I think it's safe to say the Leafs completely wasted all three first rounders.
Even with the first round picks the Leafs kept, they've struggled badly. In 1999, they picked Luca Cereda two spots before a fellow named Martin Havlat went to Ottawa. In 2002, they went with Alex Steen, who hasn't been bad but doesn't have Stanley Cup wins like Cam Ward or Duncan Keith, who were picked soon thereafter.
In 2006, they picked Jiri Tlusty. Do you remember him? They could have chosen Chris Stewart, Claude Giroux, Semyon Varlamov, Patrick Berglund, Steve Mason or Milan Lucic!
Even their later round picks have been brutal.
When the 2004 first rounder was traded for Brian Leetch, John Ferguson Jr. packaged it with the Leafs second rounder in 2005. That pick could have been Paul Stastny, Guillame Latendresse, Kris Letang, Ondrej Pavelec or Jonathan Quick. Also in 2005, the Leafs picked Phil Oreskovic in the third round, shortly before Keith Yandle.
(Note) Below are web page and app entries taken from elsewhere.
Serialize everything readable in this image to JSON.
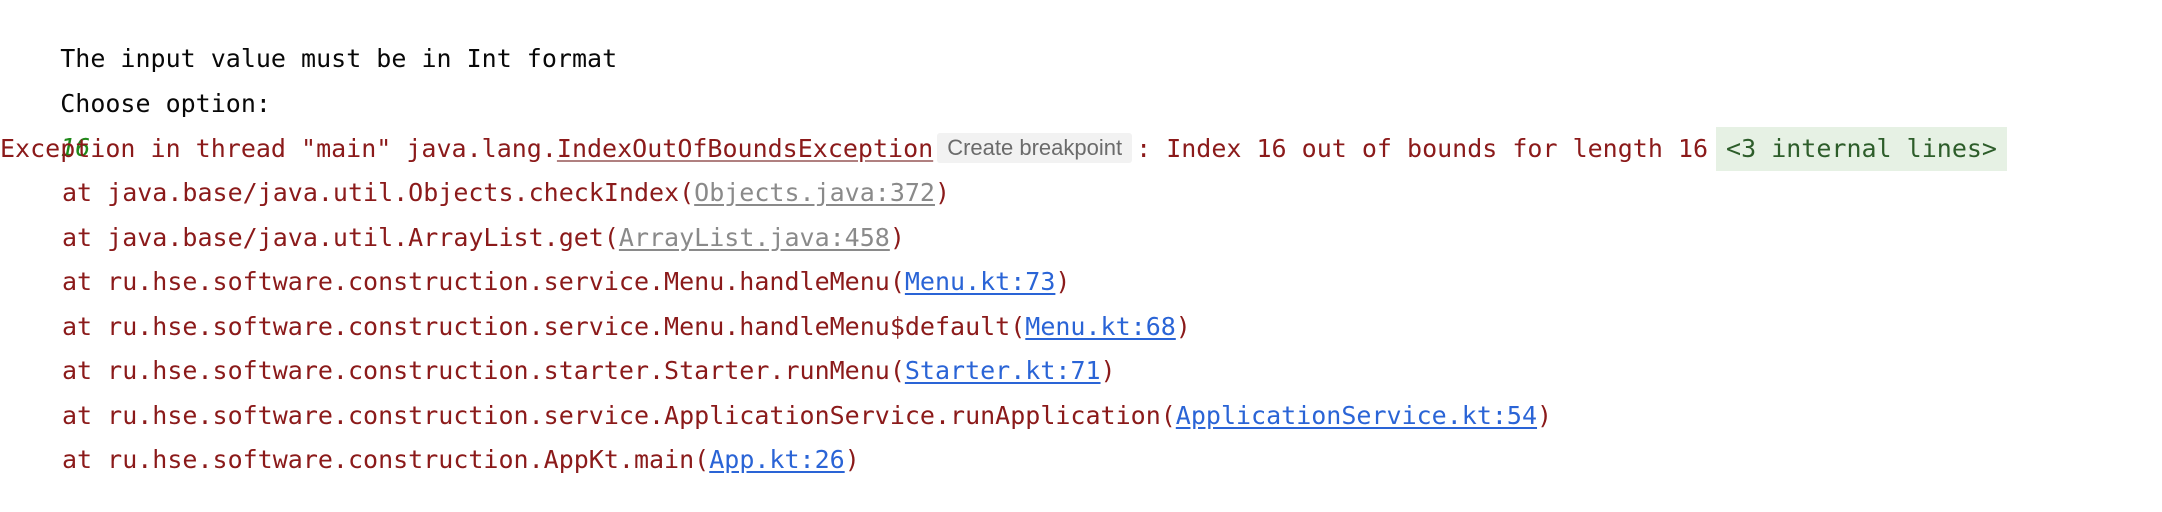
{
  "console": {
    "line1": "The input value must be in Int format",
    "line2": "Choose option:",
    "user_input": "16",
    "exception": {
      "prefix": "Exception in thread \"main\" java.lang.",
      "class_name": "IndexOutOfBoundsException",
      "breakpoint_label": "Create breakpoint",
      "message": ": Index 16 out of bounds for length 16",
      "internal_lines": "<3 internal lines>"
    },
    "stack": [
      {
        "text": "at java.base/java.util.Objects.checkIndex(",
        "link": "Objects.java:372",
        "suffix": ")"
      },
      {
        "text": "at java.base/java.util.ArrayList.get(",
        "link": "ArrayList.java:458",
        "suffix": ")"
      },
      {
        "text": "at ru.hse.software.construction.service.Menu.handleMenu(",
        "link": "Menu.kt:73",
        "suffix": ")"
      },
      {
        "text": "at ru.hse.software.construction.service.Menu.handleMenu$default(",
        "link": "Menu.kt:68",
        "suffix": ")"
      },
      {
        "text": "at ru.hse.software.construction.starter.Starter.runMenu(",
        "link": "Starter.kt:71",
        "suffix": ")"
      },
      {
        "text": "at ru.hse.software.construction.service.ApplicationService.runApplication(",
        "link": "ApplicationService.kt:54",
        "suffix": ")"
      },
      {
        "text": "at ru.hse.software.construction.AppKt.main(",
        "link": "App.kt:26",
        "suffix": ")"
      }
    ]
  },
  "colors": {
    "background": "#ffffff",
    "error_text": "#8b1a1a",
    "user_input": "#1f8a1a",
    "source_link": "#2a64d6",
    "library_link": "#8a8a8a",
    "internal_lines_bg": "#e6f1e4"
  }
}
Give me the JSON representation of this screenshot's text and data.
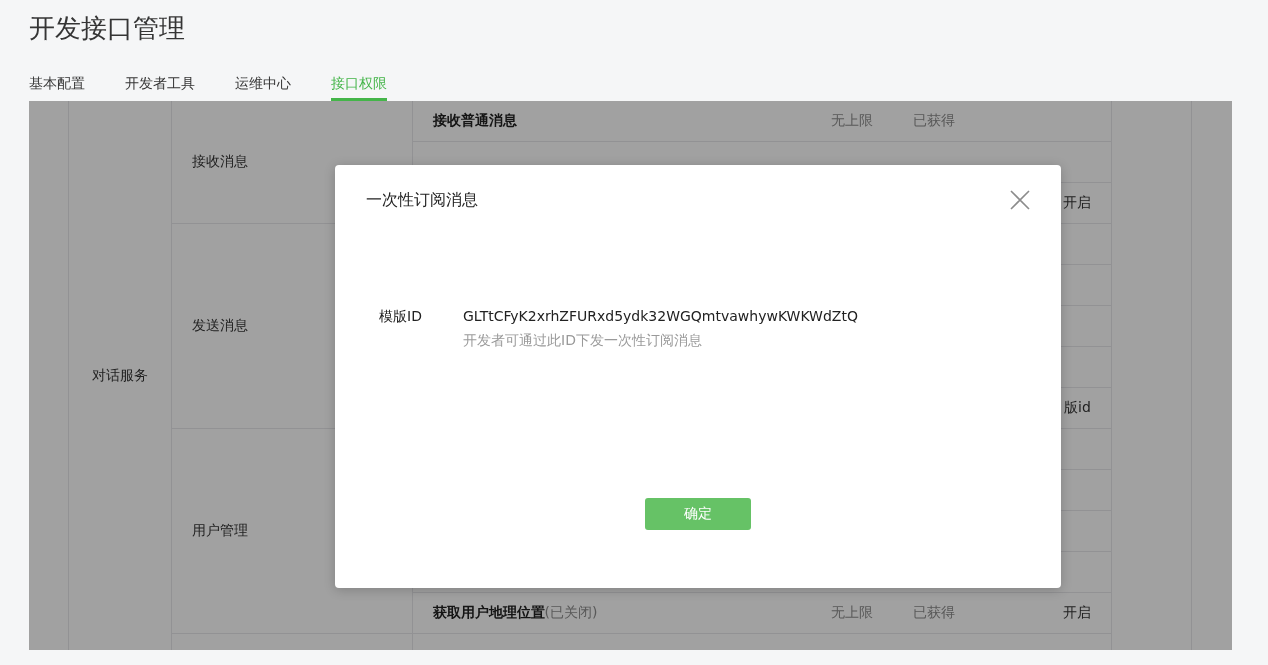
{
  "page_title": "开发接口管理",
  "tabs": [
    {
      "label": "基本配置",
      "selected": false
    },
    {
      "label": "开发者工具",
      "selected": false
    },
    {
      "label": "运维中心",
      "selected": false
    },
    {
      "label": "接口权限",
      "selected": true
    }
  ],
  "table": {
    "category": "对话服务",
    "groups": [
      {
        "name": "接收消息",
        "rows": [
          {
            "name": "接收普通消息",
            "limit": "无上限",
            "status": "已获得"
          },
          {},
          {
            "action": "开启"
          }
        ]
      },
      {
        "name": "发送消息",
        "rows": [
          {},
          {},
          {},
          {},
          {
            "action": "版id"
          }
        ]
      },
      {
        "name": "用户管理",
        "rows": [
          {},
          {},
          {},
          {},
          {
            "name": "获取用户地理位置",
            "note": "(已关闭)",
            "limit": "无上限",
            "status": "已获得",
            "action": "开启"
          }
        ]
      },
      {
        "rows": [
          {}
        ]
      }
    ]
  },
  "dialog": {
    "title": "一次性订阅消息",
    "field_label": "模版ID",
    "field_value": "GLTtCFyK2xrhZFURxd5ydk32WGQmtvawhywKWKWdZtQ",
    "hint": "开发者可通过此ID下发一次性订阅消息",
    "button": "确定"
  }
}
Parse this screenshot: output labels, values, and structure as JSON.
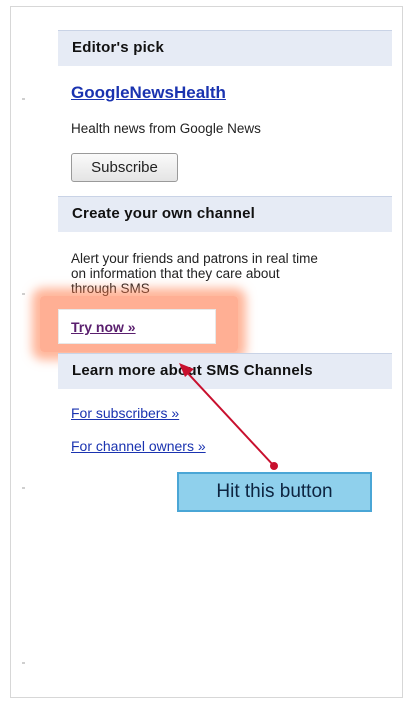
{
  "editors_pick": {
    "header": "Editor's pick",
    "channel_name": "GoogleNewsHealth",
    "description": "Health news from Google News",
    "subscribe_label": "Subscribe"
  },
  "create_channel": {
    "header": "Create your own channel",
    "description_line1": "Alert your friends and patrons in real time",
    "description_line2": "on information that they care about",
    "description_line3": "through SMS",
    "try_now_label": "Try now »"
  },
  "learn_more": {
    "header": "Learn more about SMS Channels",
    "for_subscribers": "For subscribers »",
    "for_channel_owners": "For channel owners »"
  },
  "annotation": {
    "callout_text": "Hit this button",
    "highlight_color": "#ff6e3c",
    "arrow_color": "#c8102e"
  }
}
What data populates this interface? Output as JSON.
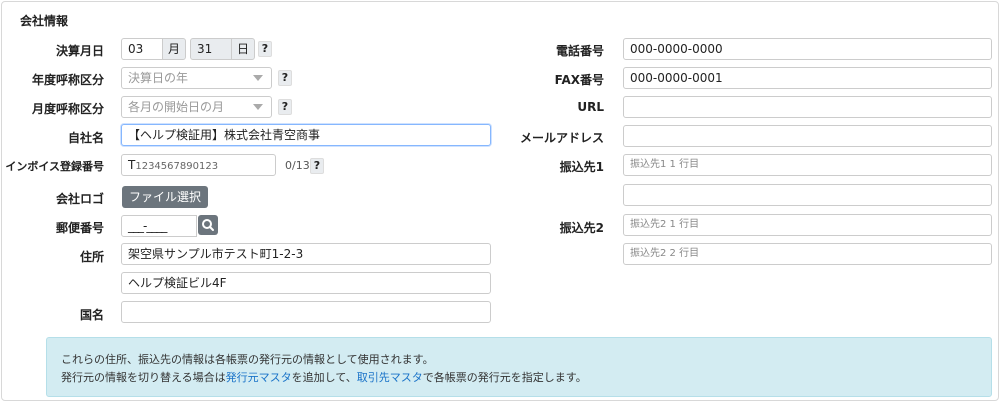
{
  "section_title": "会社情報",
  "left": {
    "settlement_month": {
      "label": "決算月日",
      "month_value": "03",
      "month_unit": "月",
      "day_value": "31",
      "day_unit": "日",
      "help": "?"
    },
    "fiscal_year_label": {
      "label": "年度呼称区分",
      "value": "決算日の年",
      "help": "?"
    },
    "month_label": {
      "label": "月度呼称区分",
      "value": "各月の開始日の月",
      "help": "?"
    },
    "company_name": {
      "label": "自社名",
      "value": "【ヘルプ検証用】株式会社青空商事"
    },
    "invoice_number": {
      "label": "インボイス登録番号",
      "prefix": "T",
      "value": "1234567890123",
      "counter": "0/13",
      "help": "?"
    },
    "logo": {
      "label": "会社ロゴ",
      "button": "ファイル選択"
    },
    "postal_code": {
      "label": "郵便番号",
      "value": "___-____"
    },
    "address": {
      "label": "住所",
      "line1": "架空県サンプル市テスト町1-2-3",
      "line2": "ヘルプ検証ビル4F"
    },
    "country": {
      "label": "国名",
      "value": ""
    }
  },
  "right": {
    "phone": {
      "label": "電話番号",
      "value": "000-0000-0000"
    },
    "fax": {
      "label": "FAX番号",
      "value": "000-0000-0001"
    },
    "url": {
      "label": "URL",
      "value": ""
    },
    "email": {
      "label": "メールアドレス",
      "value": ""
    },
    "bank1": {
      "label": "振込先1",
      "placeholder1": "振込先1 1 行目",
      "placeholder2": ""
    },
    "bank2": {
      "label": "振込先2",
      "placeholder1": "振込先2 1 行目",
      "placeholder2": "振込先2 2 行目"
    }
  },
  "notice": {
    "line1": "これらの住所、振込先の情報は各帳票の発行元の情報として使用されます。",
    "line2_pre": "発行元の情報を切り替える場合は",
    "line2_link1": "発行元マスタ",
    "line2_mid": "を追加して、",
    "line2_link2": "取引先マスタ",
    "line2_post": "で各帳票の発行元を指定します。"
  }
}
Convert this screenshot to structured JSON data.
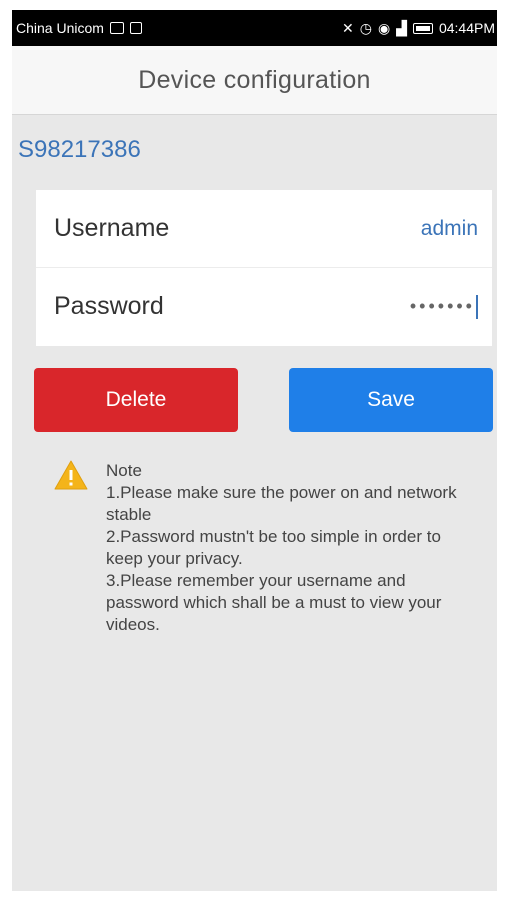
{
  "status_bar": {
    "carrier": "China Unicom",
    "time": "04:44PM"
  },
  "header": {
    "title": "Device configuration"
  },
  "device": {
    "id": "S98217386"
  },
  "form": {
    "username_label": "Username",
    "username_value": "admin",
    "password_label": "Password",
    "password_value": "•••••••"
  },
  "actions": {
    "delete_label": "Delete",
    "save_label": "Save"
  },
  "note": {
    "heading": "Note",
    "items": [
      "1.Please make sure the power on and network stable",
      "2.Password mustn't be too simple in order to keep your privacy.",
      "3.Please remember your username and password which shall be a must to view your videos."
    ]
  },
  "colors": {
    "accent_blue": "#1f7fe8",
    "danger_red": "#d9262b",
    "link_blue": "#3b74b8",
    "warning_yellow": "#f4b41a"
  },
  "icons": [
    "image-icon",
    "notification-icon",
    "mute-icon",
    "alarm-icon",
    "wifi-icon",
    "signal-icon",
    "battery-icon",
    "warning-icon"
  ]
}
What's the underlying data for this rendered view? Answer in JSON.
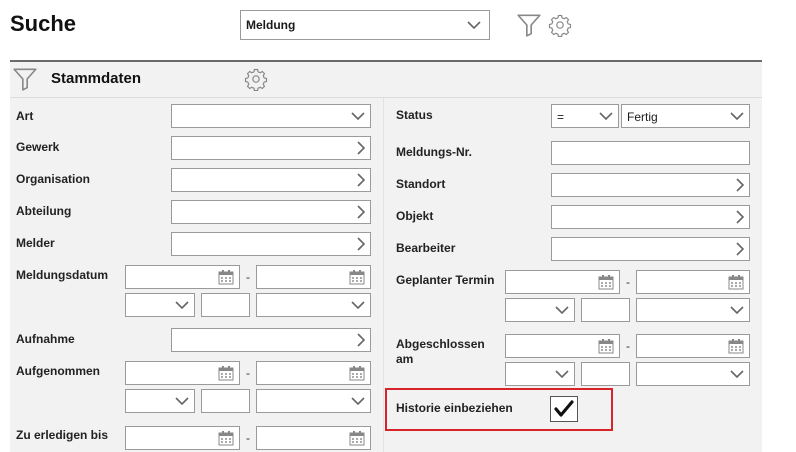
{
  "header": {
    "title": "Suche",
    "type_select": {
      "value": "Meldung"
    }
  },
  "section": {
    "title": "Stammdaten"
  },
  "left": {
    "art": "Art",
    "gewerk": "Gewerk",
    "organisation": "Organisation",
    "abteilung": "Abteilung",
    "melder": "Melder",
    "meldungsdatum": "Meldungsdatum",
    "aufnahme": "Aufnahme",
    "aufgenommen": "Aufgenommen",
    "zu_erledigen_bis": "Zu erledigen bis"
  },
  "right": {
    "status": "Status",
    "status_operator": "=",
    "status_value": "Fertig",
    "meldungs_nr": "Meldungs-Nr.",
    "standort": "Standort",
    "objekt": "Objekt",
    "bearbeiter": "Bearbeiter",
    "geplanter_termin": "Geplanter Termin",
    "abgeschlossen_line1": "Abgeschlossen",
    "abgeschlossen_line2": "am",
    "historie": "Historie einbeziehen",
    "historie_checked": true
  },
  "range_separator": "-",
  "icons": [
    "filter-icon",
    "gear-icon",
    "chevron-down-icon",
    "chevron-right-icon",
    "calendar-icon",
    "checkmark-icon"
  ],
  "colors": {
    "highlight": "#d8232a",
    "panel": "#f2f2f2"
  }
}
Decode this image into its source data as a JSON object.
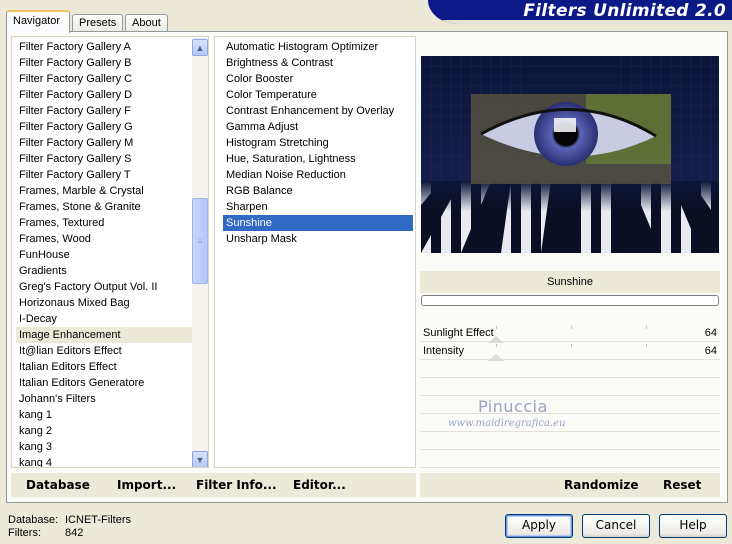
{
  "tabs": [
    "Navigator",
    "Presets",
    "About"
  ],
  "header": {
    "title": "Filters Unlimited 2.0"
  },
  "categories": [
    "Filter Factory Gallery A",
    "Filter Factory Gallery B",
    "Filter Factory Gallery C",
    "Filter Factory Gallery D",
    "Filter Factory Gallery F",
    "Filter Factory Gallery G",
    "Filter Factory Gallery M",
    "Filter Factory Gallery S",
    "Filter Factory Gallery T",
    "Frames, Marble & Crystal",
    "Frames, Stone & Granite",
    "Frames, Textured",
    "Frames, Wood",
    "FunHouse",
    "Gradients",
    "Greg's Factory Output Vol. II",
    "Horizonaus Mixed Bag",
    "I-Decay",
    "Image Enhancement",
    "It@lian Editors Effect",
    "Italian Editors Effect",
    "Italian Editors Generatore",
    "Johann's Filters",
    "kang 1",
    "kang 2",
    "kang 3",
    "kang 4"
  ],
  "categories_selected": "Image Enhancement",
  "filters": [
    "Automatic Histogram Optimizer",
    "Brightness & Contrast",
    "Color Booster",
    "Color Temperature",
    "Contrast Enhancement by Overlay",
    "Gamma Adjust",
    "Histogram Stretching",
    "Hue, Saturation, Lightness",
    "Median Noise Reduction",
    "RGB Balance",
    "Sharpen",
    "Sunshine",
    "Unsharp Mask"
  ],
  "filters_selected": "Sunshine",
  "current_filter": "Sunshine",
  "sliders": [
    {
      "label": "Sunlight Effect",
      "value": "64"
    },
    {
      "label": "Intensity",
      "value": "64"
    }
  ],
  "watermark": {
    "name": "Pinuccia",
    "url": "www.maidiregrafica.eu"
  },
  "toolbar": {
    "database": "Database",
    "import": "Import...",
    "filter_info": "Filter Info...",
    "editor": "Editor...",
    "randomize": "Randomize",
    "reset": "Reset"
  },
  "info": {
    "database_label": "Database:",
    "database_value": "ICNET-Filters",
    "filters_label": "Filters:",
    "filters_value": "842"
  },
  "buttons": {
    "apply": "Apply",
    "cancel": "Cancel",
    "help": "Help"
  },
  "colors": {
    "selection": "#316ac5",
    "banner": "#0b1a86",
    "dialog_bg": "#ece9d8"
  }
}
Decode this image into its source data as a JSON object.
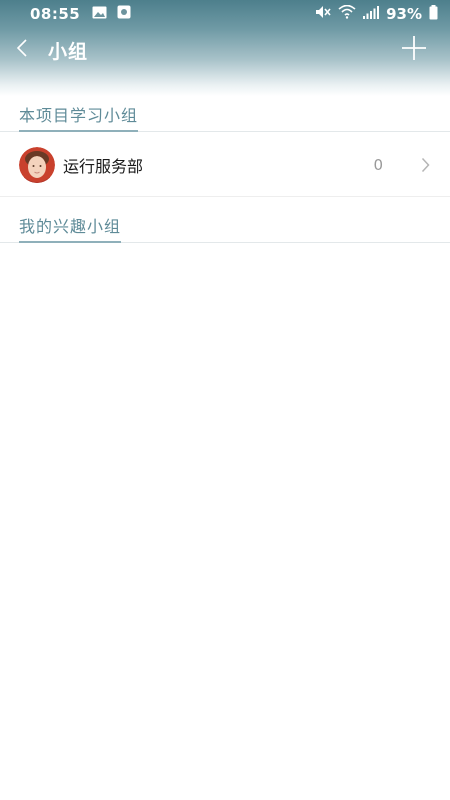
{
  "status_bar": {
    "time": "08:55",
    "battery_percent": "93%",
    "icons": [
      "gallery-icon",
      "screen-record-icon",
      "mute-icon",
      "wifi-icon",
      "signal-icon",
      "battery-icon"
    ]
  },
  "header": {
    "title": "小组",
    "back_icon": "back-chevron-icon",
    "add_icon": "plus-icon"
  },
  "sections": [
    {
      "title": "本项目学习小组",
      "groups": [
        {
          "name": "运行服务部",
          "count": "0",
          "avatar_icon": "avatar-icon"
        }
      ]
    },
    {
      "title": "我的兴趣小组",
      "groups": []
    }
  ],
  "colors": {
    "header_gradient_top": "#4d7f8c",
    "section_title": "#5f8b98",
    "section_underline": "#8fb0ba"
  }
}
In 2004, they picked Justin Pogge—the eventual reason for dumping off Rask— just ahead of Johan Franzen. In 1999, they were one spot off Henrik Zetterberg in the seventh round, and in 2000, just missed Henrik Lundqvist at pick 205.
It's too early to tell for the 2008, 2009 and 2010 drafts, but Tyler Myers went seven spots after Luke Schenn and Jordan Eberle was ten picks after Myers. In 2009, Kadri went ahead of Magnus Paajarvi, and a dozen or so current World Junior stars.
Then in 2010, the Leafs missed out on Tyler Seguin on order to have Phil Kessel. And who knows, without Kessel it might have even been Taylor Hall, who is only one goal behind Phil and has twice as many since the end of October.
If the Leafs aren't an argument against any GM ever trading away a first round pick, I don't know who is.
So, if the Leafs hadn't traded away a pile of draft picks, had traded Mats Sundin at the 2008 draft (to Vancouver for Kesler and a first round pick) and had drafted a bit better, not by any means perfect, but picked quality first rounders and hit one late round gem in the decade, they could be looking at a line-up something like this:
F1: Henrik Zetterberg, Mike Richards, Mike Cammalleri
F2: Chris Stewart, Paul Stastny, Martin Havlat
F3: Milan Lucic, Ryan Kesler, Jeff Skinner
F4: Wayne Simmonds, Nikolai Kulemin, Clarke MacArthur
D1: Duncan Keith, Mike Green
D2: Luke Schenn, Tyler Myers
D3: Tomas Kaberle, Kevin Shattenkirk
G: Cam Ward, Tuukka Rask
Obviously, with the salary cap, this roster isn't feasible to keep. But if the Leafs had gathered these assets throughout the decade, you can be sure the team would be a contender for years to come.
I guess it just goes to show how bad Leafs' management has been over the past ten years.